Protecting Apple’s stolen device: How thieves tricked iPhone users into stealing their passwords – Times of India

Last week, Apple The iOS 17.3 beta update has started rolling out to all users, introducing a new security mode that will help protect users from attackers trying to steal a victim's password. Now, a report has revealed how these thieves tricked users and got their passwords.
what's wrong
A report by The Wall Street Journal earlier this year uncovered a scam in which thieves befriend and spy on their victims in places like bars late at night. These thieves would then somehow steal the passwords of their victims' iPhones and scam them out of thousands. dollar. They also disable anti-theft protection and lock them out of iPhones.
Protecting a stolen Apple device feature
iPhone Users must enter a four- or six-digit code associated with the FaceID facial recognition tool when the device is set up. The Stolen Device Protection security feature creates a second layer of security and makes it harder for thieves to misuse the passcode if the victim's iPhone is not at home or at work.
People must turn on stolen device protection, which means the iPhone will need Apple's FaceID facial recognition, as well as a passcode, for users to perform certain sensitive actions if the phone is in a location not normally associated with its owner.
How a thief unlocked iPhones
The publication has now published another report explaining how these thieves targeted people in public places such as bars. In an interview, the convicted iPhone thief said he watched people enter their passcodes to access their phones.
Thieves approached potential victims and offered drugs or asked them to connect with them on Snapchat because they were rappers and were looking for support from the crowd. A person would hand over an unlocked iPhone to an attacker, who would lock the phone and tell the owner that something was wrong with the phone.
The victim, unknowingly, types in a passcode that the attacker remembers or captures the passcode. When a thief is accused of taking a phone, he won't have it because he gave it to someone else, suggesting it wasn't a one-man affair.
Thieves will need 5-10 seconds to change the phone's password and FaceID, giving them unlimited access to all applications, including payments. If credit card information is stored, thieves will buy it for thousands of dollars, then wipe the phone and sell it. iPhone 14 Pro Max with 1TB memory will cost around $900.

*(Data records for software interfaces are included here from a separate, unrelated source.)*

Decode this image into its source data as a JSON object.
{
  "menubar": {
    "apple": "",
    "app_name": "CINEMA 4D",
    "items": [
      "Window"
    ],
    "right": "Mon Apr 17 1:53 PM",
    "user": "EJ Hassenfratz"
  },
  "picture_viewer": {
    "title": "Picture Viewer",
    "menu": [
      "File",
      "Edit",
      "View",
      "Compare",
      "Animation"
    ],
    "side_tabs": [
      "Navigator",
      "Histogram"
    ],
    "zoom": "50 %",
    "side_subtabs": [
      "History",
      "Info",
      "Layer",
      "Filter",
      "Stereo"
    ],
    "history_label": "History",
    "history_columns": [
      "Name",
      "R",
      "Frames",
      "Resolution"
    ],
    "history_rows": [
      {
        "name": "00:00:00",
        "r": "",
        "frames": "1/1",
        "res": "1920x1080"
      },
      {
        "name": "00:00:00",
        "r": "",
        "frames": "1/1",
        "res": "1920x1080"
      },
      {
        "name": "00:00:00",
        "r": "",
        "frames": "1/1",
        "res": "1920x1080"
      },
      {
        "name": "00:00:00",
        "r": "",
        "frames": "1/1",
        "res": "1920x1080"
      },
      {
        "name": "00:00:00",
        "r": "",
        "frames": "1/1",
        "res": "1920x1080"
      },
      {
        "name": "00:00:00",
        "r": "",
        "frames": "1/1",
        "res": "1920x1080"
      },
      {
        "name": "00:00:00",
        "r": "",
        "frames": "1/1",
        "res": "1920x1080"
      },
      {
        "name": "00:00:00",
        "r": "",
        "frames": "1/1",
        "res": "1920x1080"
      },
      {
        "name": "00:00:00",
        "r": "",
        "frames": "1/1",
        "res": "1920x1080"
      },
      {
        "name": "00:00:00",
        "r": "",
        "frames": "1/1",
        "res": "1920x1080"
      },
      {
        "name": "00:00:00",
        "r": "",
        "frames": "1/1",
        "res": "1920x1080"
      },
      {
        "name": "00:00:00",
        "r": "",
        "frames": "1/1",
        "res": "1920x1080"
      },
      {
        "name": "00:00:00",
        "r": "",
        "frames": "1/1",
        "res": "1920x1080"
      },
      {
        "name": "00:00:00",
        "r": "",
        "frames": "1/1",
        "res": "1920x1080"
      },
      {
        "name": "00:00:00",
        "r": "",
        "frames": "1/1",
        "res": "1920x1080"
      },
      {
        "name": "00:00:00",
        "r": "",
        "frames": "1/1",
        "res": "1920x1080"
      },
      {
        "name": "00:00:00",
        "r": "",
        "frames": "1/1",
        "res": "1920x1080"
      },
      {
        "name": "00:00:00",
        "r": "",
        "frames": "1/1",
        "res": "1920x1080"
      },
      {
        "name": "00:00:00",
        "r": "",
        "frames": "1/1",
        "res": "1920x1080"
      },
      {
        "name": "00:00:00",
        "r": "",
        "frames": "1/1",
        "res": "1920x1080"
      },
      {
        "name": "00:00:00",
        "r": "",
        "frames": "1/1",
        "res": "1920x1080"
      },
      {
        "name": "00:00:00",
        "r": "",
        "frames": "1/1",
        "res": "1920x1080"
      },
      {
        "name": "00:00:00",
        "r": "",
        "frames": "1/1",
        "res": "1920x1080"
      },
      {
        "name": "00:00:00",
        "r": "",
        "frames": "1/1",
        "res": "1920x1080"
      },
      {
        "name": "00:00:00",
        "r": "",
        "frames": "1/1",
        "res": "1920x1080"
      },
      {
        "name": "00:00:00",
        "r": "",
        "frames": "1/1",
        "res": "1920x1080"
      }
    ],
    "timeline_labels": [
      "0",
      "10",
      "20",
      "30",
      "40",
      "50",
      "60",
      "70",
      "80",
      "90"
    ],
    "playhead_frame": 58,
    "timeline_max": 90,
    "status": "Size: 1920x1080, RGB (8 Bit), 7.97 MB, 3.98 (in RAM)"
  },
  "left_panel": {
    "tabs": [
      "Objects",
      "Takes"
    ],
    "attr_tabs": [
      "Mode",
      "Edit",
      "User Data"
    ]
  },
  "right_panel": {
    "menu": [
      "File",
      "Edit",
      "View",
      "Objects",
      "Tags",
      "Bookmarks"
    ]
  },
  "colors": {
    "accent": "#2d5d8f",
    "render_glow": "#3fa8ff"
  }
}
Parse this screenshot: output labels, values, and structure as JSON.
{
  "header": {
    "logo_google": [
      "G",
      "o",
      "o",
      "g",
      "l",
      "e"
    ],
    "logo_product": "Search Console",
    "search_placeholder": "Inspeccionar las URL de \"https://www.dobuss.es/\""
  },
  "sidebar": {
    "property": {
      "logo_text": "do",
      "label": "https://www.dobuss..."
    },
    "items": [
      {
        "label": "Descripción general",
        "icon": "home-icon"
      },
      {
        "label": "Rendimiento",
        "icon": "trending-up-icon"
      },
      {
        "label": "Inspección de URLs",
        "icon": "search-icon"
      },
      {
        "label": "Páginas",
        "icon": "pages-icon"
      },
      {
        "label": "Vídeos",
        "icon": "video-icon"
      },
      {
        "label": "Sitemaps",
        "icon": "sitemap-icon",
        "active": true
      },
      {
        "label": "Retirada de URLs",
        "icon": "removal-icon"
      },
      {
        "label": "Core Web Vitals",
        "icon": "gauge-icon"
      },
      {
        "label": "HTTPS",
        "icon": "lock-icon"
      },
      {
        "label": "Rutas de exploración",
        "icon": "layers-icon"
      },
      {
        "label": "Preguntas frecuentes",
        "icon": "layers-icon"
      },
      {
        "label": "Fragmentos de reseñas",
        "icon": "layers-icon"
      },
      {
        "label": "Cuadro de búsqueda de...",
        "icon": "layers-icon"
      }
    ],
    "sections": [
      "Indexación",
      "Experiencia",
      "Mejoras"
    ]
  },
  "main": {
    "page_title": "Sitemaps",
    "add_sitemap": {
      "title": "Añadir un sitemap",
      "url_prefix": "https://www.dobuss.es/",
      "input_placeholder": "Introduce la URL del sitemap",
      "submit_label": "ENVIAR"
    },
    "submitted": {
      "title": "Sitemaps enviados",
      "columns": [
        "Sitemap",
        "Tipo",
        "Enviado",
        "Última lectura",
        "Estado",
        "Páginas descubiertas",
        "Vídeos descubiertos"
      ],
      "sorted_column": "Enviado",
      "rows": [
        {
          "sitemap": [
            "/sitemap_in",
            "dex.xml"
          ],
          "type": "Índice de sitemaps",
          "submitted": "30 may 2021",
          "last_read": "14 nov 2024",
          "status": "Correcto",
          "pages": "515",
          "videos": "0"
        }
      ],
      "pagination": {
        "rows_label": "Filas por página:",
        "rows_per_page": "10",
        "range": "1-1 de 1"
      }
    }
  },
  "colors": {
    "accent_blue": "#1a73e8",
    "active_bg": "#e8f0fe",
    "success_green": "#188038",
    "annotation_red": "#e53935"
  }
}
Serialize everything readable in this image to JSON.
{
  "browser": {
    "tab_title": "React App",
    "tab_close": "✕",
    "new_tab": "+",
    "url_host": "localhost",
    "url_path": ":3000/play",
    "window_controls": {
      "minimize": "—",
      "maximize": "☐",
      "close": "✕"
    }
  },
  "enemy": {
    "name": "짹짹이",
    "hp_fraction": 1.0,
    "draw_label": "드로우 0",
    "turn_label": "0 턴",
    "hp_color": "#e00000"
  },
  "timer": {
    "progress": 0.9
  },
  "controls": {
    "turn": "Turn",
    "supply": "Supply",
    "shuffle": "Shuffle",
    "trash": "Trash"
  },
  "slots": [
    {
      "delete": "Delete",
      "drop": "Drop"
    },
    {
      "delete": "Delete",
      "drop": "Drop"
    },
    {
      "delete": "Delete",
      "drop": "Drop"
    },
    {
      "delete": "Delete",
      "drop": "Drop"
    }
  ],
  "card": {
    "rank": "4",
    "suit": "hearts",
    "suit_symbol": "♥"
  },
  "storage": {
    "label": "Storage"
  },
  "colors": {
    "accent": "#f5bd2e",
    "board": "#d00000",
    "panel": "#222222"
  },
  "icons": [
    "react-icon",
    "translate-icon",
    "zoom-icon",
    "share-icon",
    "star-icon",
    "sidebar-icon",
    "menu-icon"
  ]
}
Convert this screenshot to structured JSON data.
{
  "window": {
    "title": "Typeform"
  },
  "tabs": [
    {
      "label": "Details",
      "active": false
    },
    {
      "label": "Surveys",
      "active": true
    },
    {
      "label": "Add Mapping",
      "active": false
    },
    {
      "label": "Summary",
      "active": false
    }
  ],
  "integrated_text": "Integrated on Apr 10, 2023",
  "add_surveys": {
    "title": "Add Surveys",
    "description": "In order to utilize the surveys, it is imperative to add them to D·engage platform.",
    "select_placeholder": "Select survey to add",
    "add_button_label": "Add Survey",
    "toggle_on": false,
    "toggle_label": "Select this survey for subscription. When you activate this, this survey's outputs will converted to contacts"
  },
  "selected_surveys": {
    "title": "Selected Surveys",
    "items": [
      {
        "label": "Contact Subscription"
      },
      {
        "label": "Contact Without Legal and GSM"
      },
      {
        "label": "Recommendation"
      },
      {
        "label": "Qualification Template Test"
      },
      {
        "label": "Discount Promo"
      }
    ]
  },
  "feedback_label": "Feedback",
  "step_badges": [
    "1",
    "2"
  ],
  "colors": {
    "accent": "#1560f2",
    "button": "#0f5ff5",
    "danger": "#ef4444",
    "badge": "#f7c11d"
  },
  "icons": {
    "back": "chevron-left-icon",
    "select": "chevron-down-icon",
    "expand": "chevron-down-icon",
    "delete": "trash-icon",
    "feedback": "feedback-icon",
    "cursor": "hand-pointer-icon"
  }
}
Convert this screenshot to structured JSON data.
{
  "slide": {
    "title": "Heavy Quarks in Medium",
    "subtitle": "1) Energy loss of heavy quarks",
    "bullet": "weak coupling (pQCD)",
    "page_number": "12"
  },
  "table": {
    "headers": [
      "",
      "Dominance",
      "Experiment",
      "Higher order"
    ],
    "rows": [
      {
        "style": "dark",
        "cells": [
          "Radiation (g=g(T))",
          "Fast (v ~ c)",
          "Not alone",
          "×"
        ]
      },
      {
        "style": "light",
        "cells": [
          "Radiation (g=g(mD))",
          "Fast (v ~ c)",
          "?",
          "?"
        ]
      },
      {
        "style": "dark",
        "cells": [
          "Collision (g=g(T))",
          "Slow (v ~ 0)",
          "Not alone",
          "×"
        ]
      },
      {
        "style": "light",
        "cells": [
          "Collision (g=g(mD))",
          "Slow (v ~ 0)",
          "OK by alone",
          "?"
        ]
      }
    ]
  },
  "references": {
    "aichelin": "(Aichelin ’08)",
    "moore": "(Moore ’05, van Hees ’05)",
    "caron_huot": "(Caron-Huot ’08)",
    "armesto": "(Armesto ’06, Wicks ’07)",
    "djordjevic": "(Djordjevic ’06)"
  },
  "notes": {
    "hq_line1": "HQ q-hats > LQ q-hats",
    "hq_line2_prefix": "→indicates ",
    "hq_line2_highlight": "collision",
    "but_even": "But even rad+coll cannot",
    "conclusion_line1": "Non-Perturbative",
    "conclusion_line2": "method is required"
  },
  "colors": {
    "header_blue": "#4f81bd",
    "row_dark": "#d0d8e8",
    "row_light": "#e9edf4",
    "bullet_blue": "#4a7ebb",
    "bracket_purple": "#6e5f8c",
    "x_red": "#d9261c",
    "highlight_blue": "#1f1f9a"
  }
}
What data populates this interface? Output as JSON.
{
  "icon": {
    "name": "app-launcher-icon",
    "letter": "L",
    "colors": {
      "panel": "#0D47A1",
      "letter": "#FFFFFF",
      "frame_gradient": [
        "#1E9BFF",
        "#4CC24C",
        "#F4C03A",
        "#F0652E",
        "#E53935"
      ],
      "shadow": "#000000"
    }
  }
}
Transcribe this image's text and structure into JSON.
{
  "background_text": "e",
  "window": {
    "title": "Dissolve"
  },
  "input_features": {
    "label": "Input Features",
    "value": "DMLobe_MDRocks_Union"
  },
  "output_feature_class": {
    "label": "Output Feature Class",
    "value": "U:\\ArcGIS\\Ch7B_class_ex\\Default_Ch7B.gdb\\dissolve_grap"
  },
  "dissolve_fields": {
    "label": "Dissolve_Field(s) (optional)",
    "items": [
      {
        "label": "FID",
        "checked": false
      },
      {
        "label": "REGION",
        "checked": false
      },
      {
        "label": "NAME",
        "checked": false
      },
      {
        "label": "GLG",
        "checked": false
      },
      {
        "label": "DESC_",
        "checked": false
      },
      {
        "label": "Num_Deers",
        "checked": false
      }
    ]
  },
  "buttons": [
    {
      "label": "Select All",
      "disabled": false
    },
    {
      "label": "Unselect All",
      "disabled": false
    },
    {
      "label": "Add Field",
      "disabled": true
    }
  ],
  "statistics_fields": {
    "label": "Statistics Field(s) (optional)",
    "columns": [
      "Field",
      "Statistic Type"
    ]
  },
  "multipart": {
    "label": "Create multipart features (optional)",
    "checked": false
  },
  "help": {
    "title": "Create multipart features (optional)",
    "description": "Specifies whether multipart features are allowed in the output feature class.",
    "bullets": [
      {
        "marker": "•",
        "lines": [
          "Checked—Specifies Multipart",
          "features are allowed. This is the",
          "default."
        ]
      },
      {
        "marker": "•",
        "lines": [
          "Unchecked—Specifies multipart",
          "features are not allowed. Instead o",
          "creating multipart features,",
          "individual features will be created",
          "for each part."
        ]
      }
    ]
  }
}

Thieves could make as much as $20,000 just by selling iPhones over the weekend. They also named some Android phones, but iPhones are more important. The group claims to have stolen about $2 million.